Atom Probe Tomography Reveals Nickel’s Oxygen Solubility in Grains and Grain Boundaries after Oxidation: Jonathan Poplawsky1; Rishi Pillai1; QingQiang Ren1; Andrew Breen2; Baptiste Gault3; Michael Brady1; 1Oak Ridge National Laboratory; 2The University of Sydney; 3Max-Planck-Institut für Eisenforschung

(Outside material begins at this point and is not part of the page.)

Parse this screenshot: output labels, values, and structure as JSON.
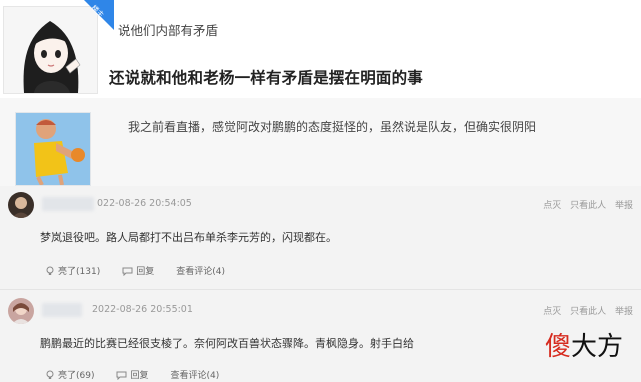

    Oxidation resistance is important for material longevity within extreme environments. Accurate oxygen solubility measurements are necessary for computationally designing new high-strength, high-temperature oxidation resistant alloys. The oxygen solubility within pure metals, such as Ni, has been studied using a multitude of techniques, but atom probe tomography (APT) has not been used for this measurement. APT is advantageous because it offers a high chemical sensitivity (<10 ppm) and resolution (<1 nm) allowing for composition measurements within grain boundaries and nms of the oxide/metal interface. These regions were measured for a high and low purity Ni sample oxidized at 1000 °C for 48 hours by APT. The results show <10s of ppm oxygen solubility at all depths and 100s of ppm oxygen within GBs, suggesting that grain boundary diffusion is the most likely oxygen transport mechanism. APT was conducted at the CNMS, which is a U.S. DOE Office of Science user facility.

Faceting in Cylindrical Grain Boundaries: Anqi Qiu1; Ian Chesser2; Elizabeth Holm1; 1Carnegie Mellon University; 2George Mason University
    Isolated cylindrical grains shrink spontaneously under curvature driving force at high temperatures. With molecular dynamics simulations, we have observed that the grains remain mostly cylindrical throughout the shrinking process, but facets can appear. It is difficult to identify and characterize the facets that appear during the shrinking process with current simulation methods, as the facets appear and disappear very fast. When a synthetic driving force (SDF) opposing the curvature driving force is applied to drive the motion of the grain boundary in the other direction, the grain will expand and exhibit certain clear facets that do not easily disappear with the continuing motions of the grain boundary. For some cylindrical grain boundaries, the facets form octagonal shapes. This study on the expansion and faceting of cylindrical grain boundaries will give new insights on the properties of cylindrical grain boundaries.

A Framework for Continuum Modeling of Dislocation-grain Boundary Interactions in Polycrystalline Metals: Subhendu Chakraborty1; Abigail Hunter1; Darby Luscher1; 1Los Alamos National Laboratory
     Grain Boundary Engineering (GBE) is one the most important techniques to enhance the structural properties of polycrystalline materials. For better understanding of the mechanisms behind GBE, we need an appropriate continuum model to study the effect of grain boundary (GB) structure on the evolution of the dislocations within and across the grains. In this presentation we propose a continuum crystal plasticity model that incorporates the nucleation, annihilation and transmission of dislocations across the grain boundary. A novel modeling approach is introduced to represent the influence of GB characteristics (e.g. misorientation angle) on the resistance of the GB against dislocation transmission. Results will be provided to demonstrate the influence of GB structure on the evolution of plastic slip in a polycrystal microstructure.